What is Planning Process?
Planning is the fundamental function of an organization to achieve the desired goals. Defining goals and the course of action required to obtain defined objectives are introduced in the planning process.
Steps of Planning Process
The important steps of the planning process in management include:
- Analyze opportunities
- Set goals or objectives
- Determining premises
- Identify alternatives
- Evaluate alternatives
- Select the best course of action
- Formulate supportive plan
- Implement the plan
- Review the planning process
Let’s describe each of the steps of the planning process in detail.
This is the pre-step of the planning process. It is vital to create an effective plan. The management must do a SWOT analysis of the changing business environment.
The internal environment of the organization determines the organization’s strengths and limitations, such as the availability of resources, machinery, labor, organizational structure, adopted technology, and so on.
Threats and opportunities, on the other hand, are influenced by a range of factors such as political, economic, socio-cultural, government policies, technical advancements, and so on. As a result, conducting a comprehensive analysis prior to formulating objectives is crucial.
Set Goals or Objectives
Setting goals is the first and most important phase in the planning process. The goals should be concise, obvious, and attainable. They should be time-bound and numerically stated. Idealistic or too-ambitious goals should be avoided. A little mistake in goal-setting could risk a plan’s implementation.
As a result, a manager must clearly state the goal while taking into account organizational resources and opportunities. It should be broken down into specific objectives of different departments, branches, divisions, and individuals after the basic objectives have been clarified.
In short, the organizational objectives should be SMART, that is specific, measurable, achievable, realistic, and time-bound.
Premises are future assumptions that are established due to the unknown nature of the future environment. The plan is then created based on the premises. Forecasting is used to estimate the future environment. It can be both physical and intangible, as well as internal and external.
Tangible premises involve capital investment, units of production, units sold, cost per unit, time available, etc. Intangible premises, on the other hand, include an employee’s morale, goodwill, motivation, and so on.
External premises include competitors’ strategies, government strategy, technological change, and social and cultural views, whereas internal premises include money, materials, machinery, and management.
For the attainment of corporate goals, a manager must identify numerous potential courses of action. It is vital to recognize all possible possibilities in order to do so.
With the help of competent and creative management professionals, the manager must develop alternatives. The premise for plan formation is the determination of the alternative course of action.
This is yet another crucial stage in the planning process. This is a logical step in the process of weighing the costs and benefits of each option. Each alternative is examined and weighed against a set of common criteria, such as risk, accountability, planning grounds, resources, technology, time, efforts, and so on.
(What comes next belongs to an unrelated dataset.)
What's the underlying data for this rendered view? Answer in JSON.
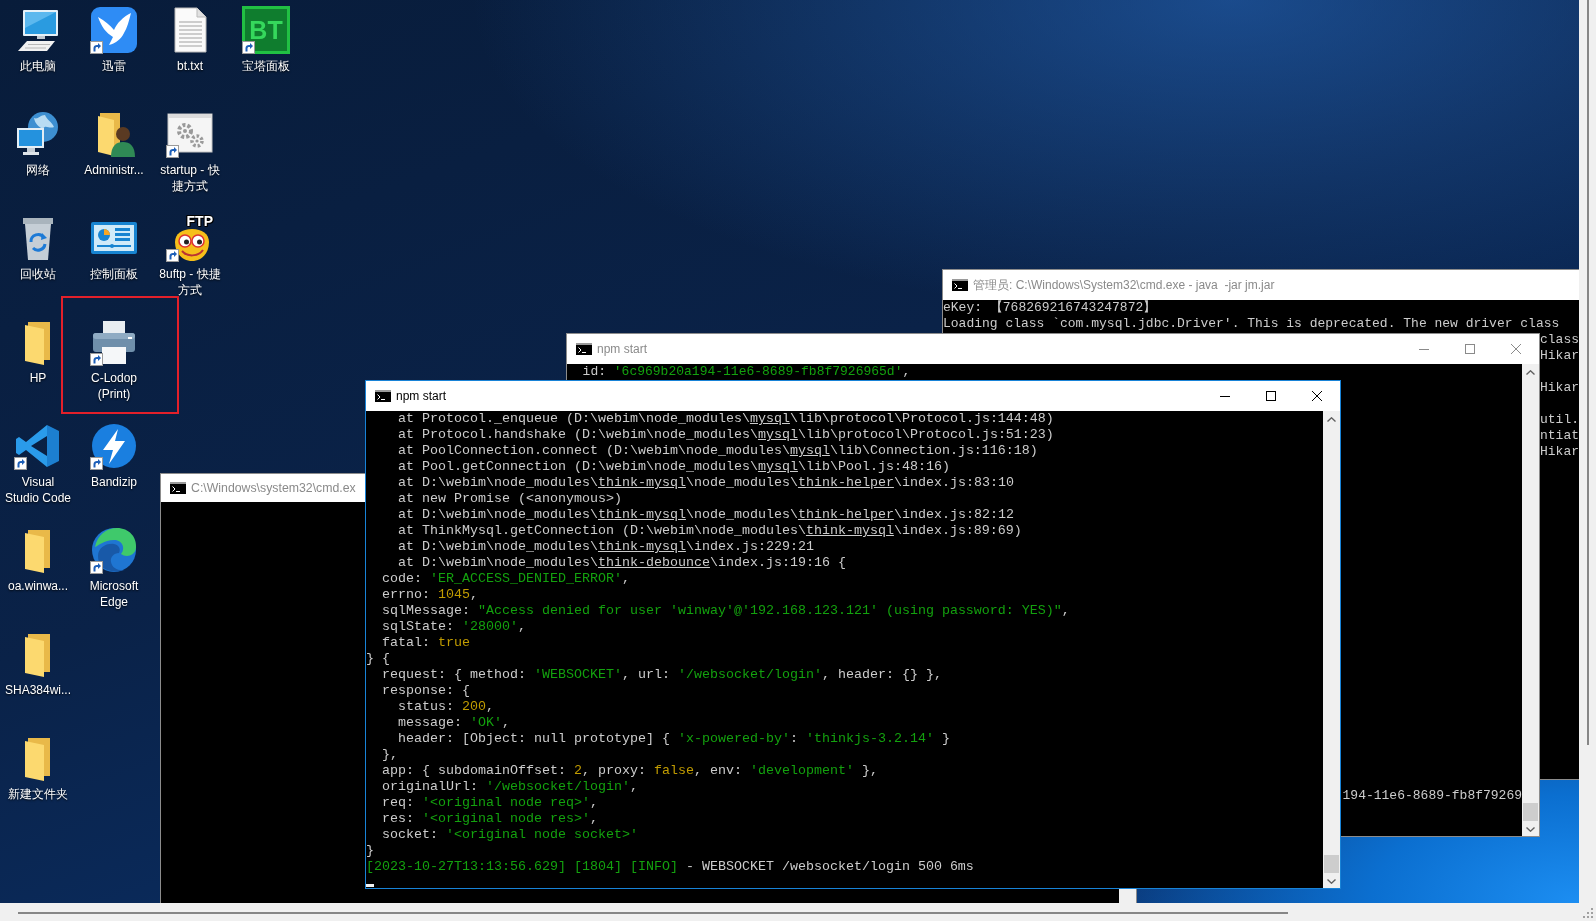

Managers can use a variety of analytical approaches from other disciplines, including mathematics, sociology, economics, and psychology, depending on the situation. To choose the optimal course of action, the evaluation technique must be scientific and practical.
Select The Best Course of Action (Best Alternative)
This is a decision-making process based on the available options. After weighing all of the options, the manager chooses the best and most viable course of action. The manager must examine prior experience, current circumstances, and future contingencies while making such a decision.
As a result, it is critical to analyze an organization’s diverse premises and settings, as well as their impact on the future course of action. Aside from that, the option with the lowest cost and highest profit margin is chosen.
Formulate Supportive Plans
It is critical to build support plans for each area of the company after deciding on a course of action. The subsidiary plans to aid in the execution of the primary plan. These supporting plans entail the creation of laws, rules, timetables, and budgets in order to attain specific goals.
For example, may, getting proper training, media advertising, and sponsoring are supportive plans for a good seminar.
Implement The Plan
After identifying the optimal course of action and compilation of complementary strategies, if not implemented, the plan stays on paper only. This is the step in the planning process when the chosen plan is put into effect.
The manager must take certain steps to put the plan into action, including communicating with subordinates who initiate the plan, providing necessary instruction and guidance, arranging all resources, such as materials, money, machines, and equipment, and ensuring timely supervision and control of subordinates.
Review The Whole Planning Process
Reviewing is the last step of the 9 steps of the planning process. Planning is a continuous process that continues until the company ceases to exist. The strategy must be implemented, but if the performance is not reviewed, the outcome is unknown. It is vital to know about the plan’s real performance in order to do so.
Only after reviewing real performance can the manager take corrective action. And, in order to achieve the plan’s objectives, the appropriate decision at the right moment is required.
Process of Planning in Management: Conclusion
Hence, the above-mentioned 9 are the main steps for effective planning in management. It is advised that managers must carefully follow these steps in order to make an effective plan. In other words, these 9 steps of planning are the key for every manager to make result-driven plans in the workplace.